  • The level-2 DEM data sets I used contain integer elevations in meters for locations in a 10 meter by 10 meter grid. The elevations are supposed to be accurate to half a contour, which means something like 6-10 meters (20 to 33 feet).

How Passing and Marginality Criteria Affect Peak Lists

A peak is placed on the passing list if both its summit and prominence (as determined using the passing criteria selected by the user) meet the peak list’s summit elevation requirement and the 300 feet, respectively. If either a passing peak’s summit or prominence (as determined using the passing criteria selected by the user) might possibly fail (as determined using the marginality criteria selected by the user), then the peak passes marginally (otherwise it passes clearly).

A failing peak is placed on the marginal failing list if neither its prominence nor its summit elevation (as determined using the passing criteria selected by the user) clearly fails, but at least one of them does fail.

A peak is placed on the clearly failing list if either its prominence or its summit elevation (as determined using the passing criteria selected by the user) clearly fails. Such peaks are generally not included in peak lists, but they are included on the California non-Thirteeners page.


Marginal Summit Elevations for Rank-Based Peak Lists

Determining the marginality of peaks based on summit height is complex for rank-based peak lists. The marginal passing and marginal failing peaks are treated separately (and somewhat symmetrically):

  1. The basic rule determining whether a passing peak has a marginal summit pits the worst-case scenario for this peak against the best-case scenario for the other relevant peaks (i.e., all guaranteed lower passing peaks plus all potentially higher marginal failing peaks). If there are more such relevant failing peaks than relevant (other) passing peaks, then this peak's summit passes marginally (otherwise it clearly passes).
  2. The basic rule determining whether a failing peak has a marginal summit pits the best-case scenario for this peak against the worst-case scenario for the other relevant peaks (i.e., all guaranteed higher marginal failing peaks with passing summits plus all potentially lower marginal passing peaks). If there are more such relevant passing peaks than relevant (other) failing peaks, then this peak's summit fails marginally (otherwise it clearly fails).

Note: I ignore the Case #1 possibility that all (or even a significant majority) of the passing peaks with marginal prominences might fail.

In that case, there would be many open slots to be filled, and some of the peaks that would rush in to fill them would themselves have marginal saddles which could fail. On average, you might expect that just as many peaks with marginal saddles would move from failing to passing as vice-versa, and that you'd get the same general mix of rankings (i.e., nearly the same number of peaks in the elevation range for ranks 40-60 would move from failing to passing as would move in the opposite direction.) However, there's a very significant chance that 1 or 2 more currently passing peaks will evnentually fail due to saddle problems than the number of currently failing peaks that will someday pass the saddle criterion. This would open 1 or 2 more spots, which would likely be filled by 1 or 2 peaks already considered marginal. Even if one of their saddles eventually failed, the replacement would likely come from a failing peak already considered marginal.

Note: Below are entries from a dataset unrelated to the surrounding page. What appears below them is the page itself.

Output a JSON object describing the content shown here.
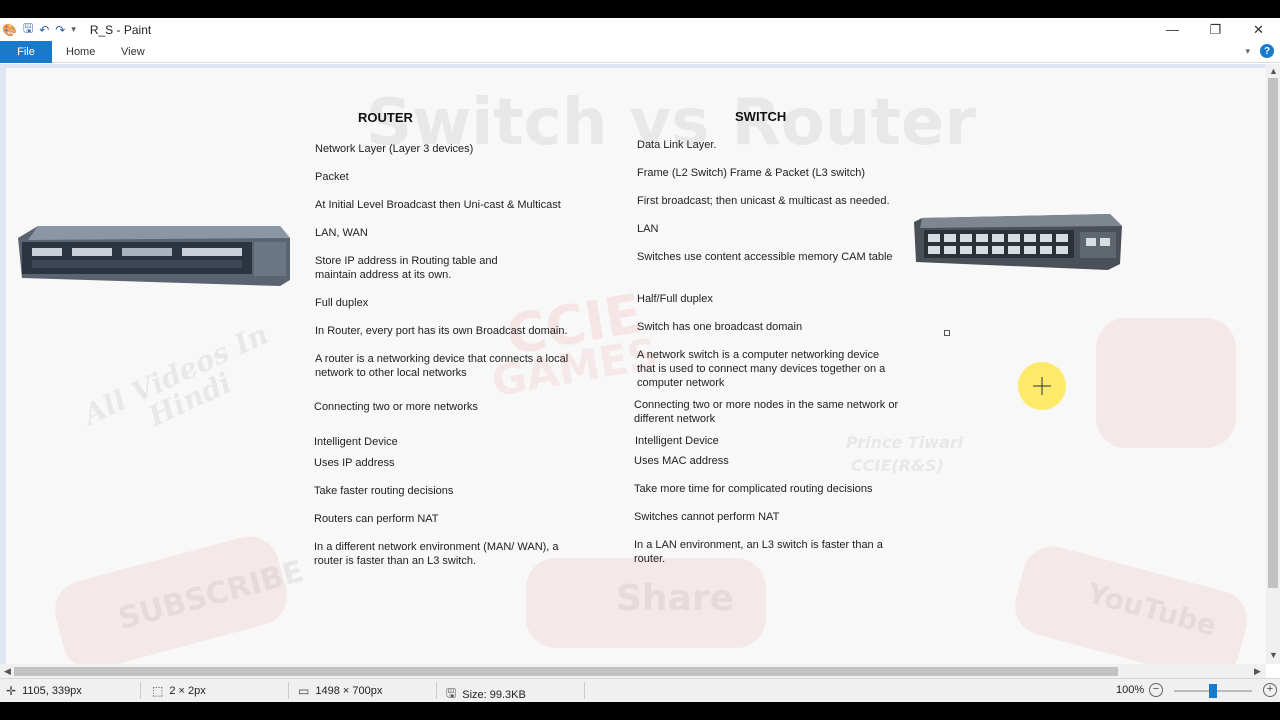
{
  "window": {
    "title": "R_S - Paint",
    "controls": {
      "minimize": "—",
      "maximize": "❐",
      "close": "✕"
    }
  },
  "quick_access": {
    "icons": [
      "paint-icon",
      "save-icon",
      "undo-icon",
      "redo-icon",
      "customize-icon"
    ]
  },
  "ribbon": {
    "file_label": "File",
    "tabs": [
      "Home",
      "View"
    ],
    "help_label": "?"
  },
  "canvas": {
    "watermark": {
      "big_title": "Switch  vs  Router",
      "ccie": "CCIE",
      "games": "GAMES",
      "all_videos": "All Videos In",
      "hindi": "Hindi",
      "prince": "Prince Tiwari",
      "ccie_rs": "CCIE(R&S)",
      "subscribe": "SUBSCRIBE",
      "share": "Share",
      "youtube": "YouTube"
    },
    "router_heading": "ROUTER",
    "switch_heading": "SWITCH",
    "router_rows": [
      "Network Layer (Layer 3 devices)",
      "Packet",
      "At Initial Level Broadcast then Uni-cast & Multicast",
      "LAN, WAN",
      "Store IP address in Routing table and\nmaintain address at its own.",
      "Full duplex",
      "In Router, every port has its own Broadcast domain.",
      "A router is a networking device that connects a local\nnetwork to other local networks",
      "Connecting two or more networks",
      "Intelligent Device",
      "Uses IP address",
      "Take faster routing decisions",
      "Routers can perform NAT",
      "In a different network environment (MAN/ WAN), a\nrouter is faster than an L3 switch."
    ],
    "switch_rows": [
      "Data Link Layer.",
      "Frame (L2 Switch) Frame & Packet (L3 switch)",
      "First broadcast; then unicast & multicast as needed.",
      "LAN",
      "Switches use content accessible memory CAM table",
      "Half/Full duplex",
      "Switch has one broadcast domain",
      "A network switch is a computer networking device\nthat is used to connect many devices together on a\ncomputer network",
      "Connecting two or more nodes in the same network or\ndifferent network",
      "Intelligent Device",
      "Uses MAC address",
      "Take more time for complicated routing decisions",
      "Switches cannot perform NAT",
      "In a LAN environment, an L3 switch is faster than a\nrouter."
    ]
  },
  "statusbar": {
    "cursor_pos": "1105, 339px",
    "selection_size": "2 × 2px",
    "image_size": "1498 × 700px",
    "file_size": "Size: 99.3KB",
    "zoom": "100%"
  },
  "colors": {
    "accent": "#1979ca",
    "cursor_highlight": "#ffe63c"
  }
}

Although we do not report all of the peaks that would be considered marginal failing peaks if we considered all (remote) possibilities allowed by our marginality criteria, the current algorithm probably gives a more useful report.


Data Submissions Welcome

I welcome information about summit and/or saddle elevations, but please study the above first so you know where my data come from. If you notice a mistake I’ve made (such as an incorrectly listed map elevation) or have accurate survey data for a summit or saddle, please send an email to me at: schmed@transpac.com.